Update: We we received an approval today that allows us to access the archives; tried to view a random sampling of matches, and found that a majority of the matches were not available for preview. Additionally, so specific prices for buying archival are mentioned: you can only request a quote. From what we could tell (given that most matches couldn’t be viewed), the content provided is from ESPN-STAR Sports.
Earlier: The International Cricket Council, just a couple of months prior to its showcase World Cup event has launched a website ICCArchive.com, with an archive of broadcast footage from all of its events. MediaNama has registered for access to the archive, but our registration is pending approval, so we’re unable to give you more information on pricing of content, and the interface.
The site, managed by ESPN-Star Sports (ESS) will target broadcasters, documentary film makers and media houses as potential targets. The archive will be in ESS’s office in Singapore, and a mirror library will be kept in the ICC headquarters in Dubai. According to a statement, archives include footage from “all of the ICC’s televised events, such as the ICC Cricket World Cup, ICC World Twenty20, ICC Champions Trophy, ICC Women’s World Cup, ICC U19 Cricket World Cup and many others”.
I think it will be worth taking a look at the ICC’s media guidelines for the World Cup, to get a sense of the restrictions that are placed upon journalists and news channels, regarding usage of archival clips. If they already have archival footage from past editions of the World Cup (from news clips), will they still have to pay to showcase those clips?
Remember that in the past, the IPL has attempted to impose significant restrictions on Media coverage of the event, only to withdraw some of the norms. Our coverage:
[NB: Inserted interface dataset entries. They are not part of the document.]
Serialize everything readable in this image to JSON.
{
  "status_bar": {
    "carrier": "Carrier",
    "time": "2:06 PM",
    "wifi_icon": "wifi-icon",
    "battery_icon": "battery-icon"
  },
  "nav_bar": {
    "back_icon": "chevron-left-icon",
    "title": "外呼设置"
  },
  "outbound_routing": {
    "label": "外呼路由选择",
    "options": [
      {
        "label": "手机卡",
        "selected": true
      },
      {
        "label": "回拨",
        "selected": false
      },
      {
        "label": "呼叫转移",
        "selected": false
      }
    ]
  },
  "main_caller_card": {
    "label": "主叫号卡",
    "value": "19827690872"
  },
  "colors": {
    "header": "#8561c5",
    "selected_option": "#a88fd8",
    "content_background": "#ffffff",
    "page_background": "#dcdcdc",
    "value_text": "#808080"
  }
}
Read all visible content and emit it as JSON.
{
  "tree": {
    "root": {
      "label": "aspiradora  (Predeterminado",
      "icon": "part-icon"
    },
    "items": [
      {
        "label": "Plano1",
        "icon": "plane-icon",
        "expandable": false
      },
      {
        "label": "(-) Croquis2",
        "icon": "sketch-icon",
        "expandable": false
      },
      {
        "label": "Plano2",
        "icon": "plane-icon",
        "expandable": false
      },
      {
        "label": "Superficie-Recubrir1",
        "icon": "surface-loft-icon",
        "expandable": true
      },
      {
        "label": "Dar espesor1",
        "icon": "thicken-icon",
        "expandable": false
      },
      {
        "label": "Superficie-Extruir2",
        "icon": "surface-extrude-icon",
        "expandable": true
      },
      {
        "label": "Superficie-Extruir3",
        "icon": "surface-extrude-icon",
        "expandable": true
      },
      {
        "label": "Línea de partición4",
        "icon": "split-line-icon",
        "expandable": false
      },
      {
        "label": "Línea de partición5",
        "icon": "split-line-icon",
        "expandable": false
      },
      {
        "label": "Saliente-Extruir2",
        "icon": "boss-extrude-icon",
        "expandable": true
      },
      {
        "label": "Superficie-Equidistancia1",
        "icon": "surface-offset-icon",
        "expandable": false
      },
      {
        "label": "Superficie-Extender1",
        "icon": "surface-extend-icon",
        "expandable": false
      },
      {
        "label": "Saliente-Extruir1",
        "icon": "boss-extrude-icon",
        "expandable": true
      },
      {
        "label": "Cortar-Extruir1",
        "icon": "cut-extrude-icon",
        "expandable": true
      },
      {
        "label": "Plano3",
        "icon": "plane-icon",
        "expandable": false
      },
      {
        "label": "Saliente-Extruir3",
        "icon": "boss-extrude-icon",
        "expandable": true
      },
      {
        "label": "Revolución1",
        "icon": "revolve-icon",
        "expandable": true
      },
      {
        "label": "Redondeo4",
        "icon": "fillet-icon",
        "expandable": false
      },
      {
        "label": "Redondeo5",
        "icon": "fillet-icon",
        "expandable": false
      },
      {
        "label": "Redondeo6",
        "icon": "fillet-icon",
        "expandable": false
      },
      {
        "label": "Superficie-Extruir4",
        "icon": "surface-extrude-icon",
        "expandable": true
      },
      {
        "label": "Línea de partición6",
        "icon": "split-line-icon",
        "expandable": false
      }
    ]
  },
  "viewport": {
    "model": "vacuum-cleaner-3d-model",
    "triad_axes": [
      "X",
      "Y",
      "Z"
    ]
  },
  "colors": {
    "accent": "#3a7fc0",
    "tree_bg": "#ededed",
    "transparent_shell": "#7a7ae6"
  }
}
An aside: the ICC Archives are hosted by ESPN Star Sports, but the video promoting the archives is hosted at Yahoo India. Yahoo India has the online rights for the tournament, though we’re not quite sure of how exactly it benefits them: